An eight-century old, family home 100 km from Paris in the Tardenois region.
This is a land of culture with the house of the Claudels and that of La-Fontaine. It is also a land of war with, in particular, the Battle of the Marne which left numerous vestiges throughout the countryside, notably the military cemeteries. They stand as a reminder of this war. Chalmont Hill or Butte, not far from the market town, acts as a shrine, providing 360° panoramic views over the surrounding countryside. This site is now marked by sculptor Paul-Landowskis huge memorial, named The Phantoms, which was given French Historic Monument classification as of its creation in 1934.
On the edge of the Tardenois region, between Paris and Reims, these vast undulating landscapes comprising farmland and forests, were spared by the industrial revolution.
The market town owes its fame to the imposing presence of its church, which looks down on to the village. The old centre developed along the two main roads in the lowland, forming narrow streets of adjoining houses, aligned alongside the streets. On the heights, the old site of the castle still houses the church. Below the latter, circular lime tree-lined malls delimit the area and are spread out over several levels. Numerous troglodyte caves, known locally as creuttes, to the east of the town, are still used as warehouses by the inhabitants. The town also still has its covered market place. Today, this little market town, with its shops and schools, forms the setting for this property which is completely enclosed by a 19th century perimeter wall.

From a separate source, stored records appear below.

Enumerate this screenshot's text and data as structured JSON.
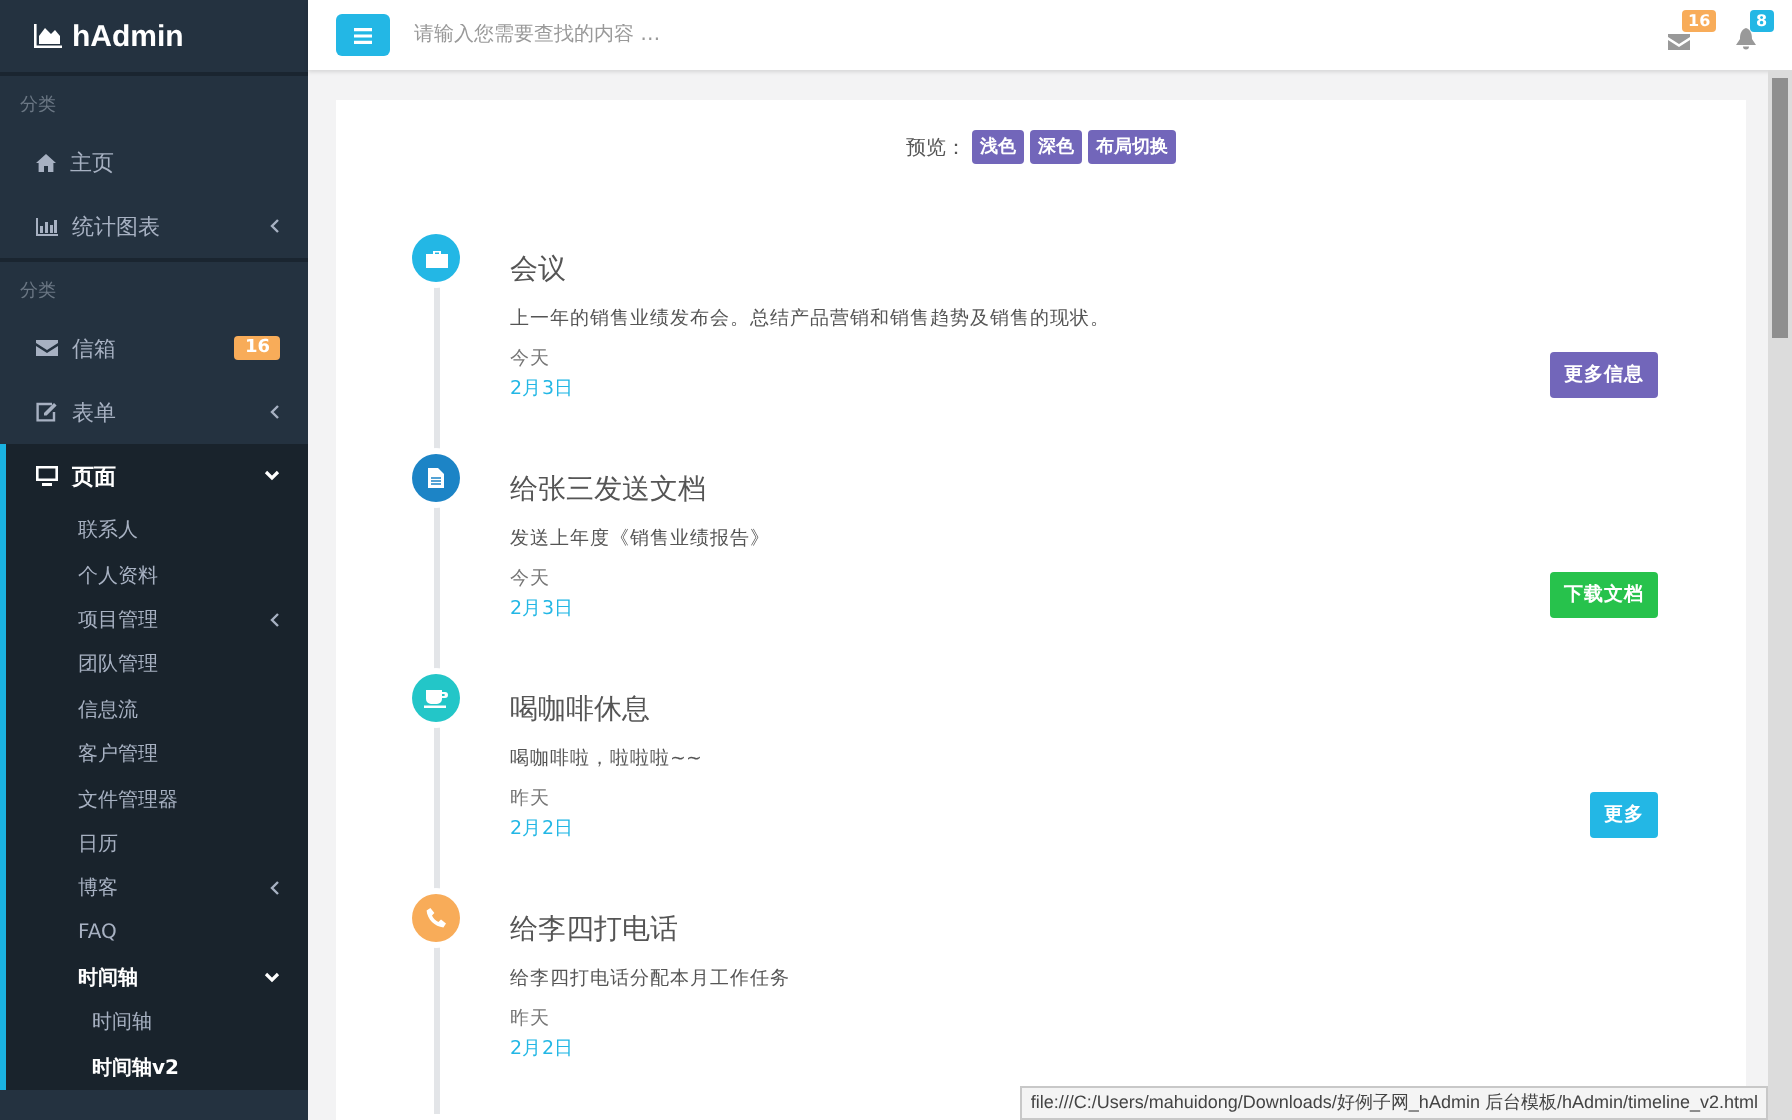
{
  "sidebar": {
    "brand": "hAdmin",
    "sections": [
      {
        "heading": "分类",
        "items": [
          {
            "label": "主页",
            "selected": false
          },
          {
            "label": "统计图表",
            "selected": false,
            "expanded": false
          }
        ]
      },
      {
        "heading": "分类",
        "items": [
          {
            "label": "信箱",
            "selected": false,
            "badge": "16"
          },
          {
            "label": "表单",
            "selected": false,
            "expanded": false
          },
          {
            "label": "页面",
            "selected": false,
            "expanded": true,
            "children": [
              {
                "label": "联系人",
                "selected": false
              },
              {
                "label": "个人资料",
                "selected": false
              },
              {
                "label": "项目管理",
                "selected": false,
                "expanded": false
              },
              {
                "label": "团队管理",
                "selected": false
              },
              {
                "label": "信息流",
                "selected": false
              },
              {
                "label": "客户管理",
                "selected": false
              },
              {
                "label": "文件管理器",
                "selected": false
              },
              {
                "label": "日历",
                "selected": false
              },
              {
                "label": "博客",
                "selected": false,
                "expanded": false
              },
              {
                "label": "FAQ",
                "selected": false
              },
              {
                "label": "时间轴",
                "selected": false,
                "expanded": true,
                "children": [
                  {
                    "label": "时间轴",
                    "selected": false
                  },
                  {
                    "label": "时间轴v2",
                    "selected": true
                  }
                ]
              }
            ]
          }
        ]
      }
    ]
  },
  "topbar": {
    "search": {
      "placeholder": "请输入您需要查找的内容 …"
    },
    "messages_badge": "16",
    "notifications_badge": "8"
  },
  "preview": {
    "label": "预览：",
    "buttons": [
      "浅色",
      "深色",
      "布局切换"
    ]
  },
  "timeline": [
    {
      "title": "会议",
      "text": "上一年的销售业绩发布会。总结产品营销和销售趋势及销售的现状。",
      "day": "今天",
      "date": "2月3日",
      "color": "#23b7e5",
      "button": {
        "label": "更多信息",
        "color": "#7266ba"
      }
    },
    {
      "title": "给张三发送文档",
      "text": "发送上年度《销售业绩报告》",
      "day": "今天",
      "date": "2月3日",
      "color": "#1c84c6",
      "button": {
        "label": "下载文档",
        "color": "#27c24c"
      }
    },
    {
      "title": "喝咖啡休息",
      "text": "喝咖啡啦，啦啦啦~~",
      "day": "昨天",
      "date": "2月2日",
      "color": "#23c6c8",
      "button": {
        "label": "更多",
        "color": "#23b7e5"
      }
    },
    {
      "title": "给李四打电话",
      "text": "给李四打电话分配本月工作任务",
      "day": "昨天",
      "date": "2月2日",
      "color": "#f8ac59"
    }
  ],
  "status_bar": "file:///C:/Users/mahuidong/Downloads/好例子网_hAdmin 后台模板/hAdmin/timeline_v2.html"
}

Large numbers of Knights Templars and commanderies were to be found in the region as of the 12th century. They founded an establishment in the midst of the village in 1177. It was at this time that this large house, with its original ground floor, dating from the medieval era, was built. It then became home to leading local citizens and underwent major transformation works in the 17th and 18th centuries. Interior conversion works were also carried out in the 19th century. From its original Christian origins, it still has a wayside cross which, dating from the 19th century, adjoins the fence. It is an integral part of the property.
Whatever the case, it could have been described as a house in the town and a house in the fields by Jean-de-la-Fontaine, who lived in the neighbouring town of Château-Thierry. In fact, on one side, the residence is in the centre of a market town, facing the town hall, whilst on the other side it is at the end of parklands, with gates opening on to the surrounding fields. These premises get all their charm from the magical dimension of this dual, opposing aspect. Its residents are fully part of the village way of life and, at the same time, able to get easily away into the beautiful Tardenois countryside.
The houseThis house provides glimpses of the various eras of its long life, from the Knights Templars in the Middle-Ages through to 19th century middle-class salons. The building, constructed from large blocks of local stone, rendered on the facade and left exposed on the gables, is protected by a slate roof. It stands facing a garden, laid to lawn, with a central, paved alleyway leading to the front door. The various eras are to be seen in the different styles of the windows. The facade reflects a very real harmony despite the differences in levels as, on one side, there are obviously two levels as opposed to three on the other. Apart from this, the facade is sober, without any particular ornamentation, other than two string courses and an old wisteria, growing around the front door.
The front door opens into a vestibule, with coloured cement floor tiles and a majestic, straight stone stairway, providing a viewpoint. On one side of this entrance hall is a ...
Anzahl der Schlafzimmer: 8, Anzahl der Badezimmer: 2, Bundesland: Picardie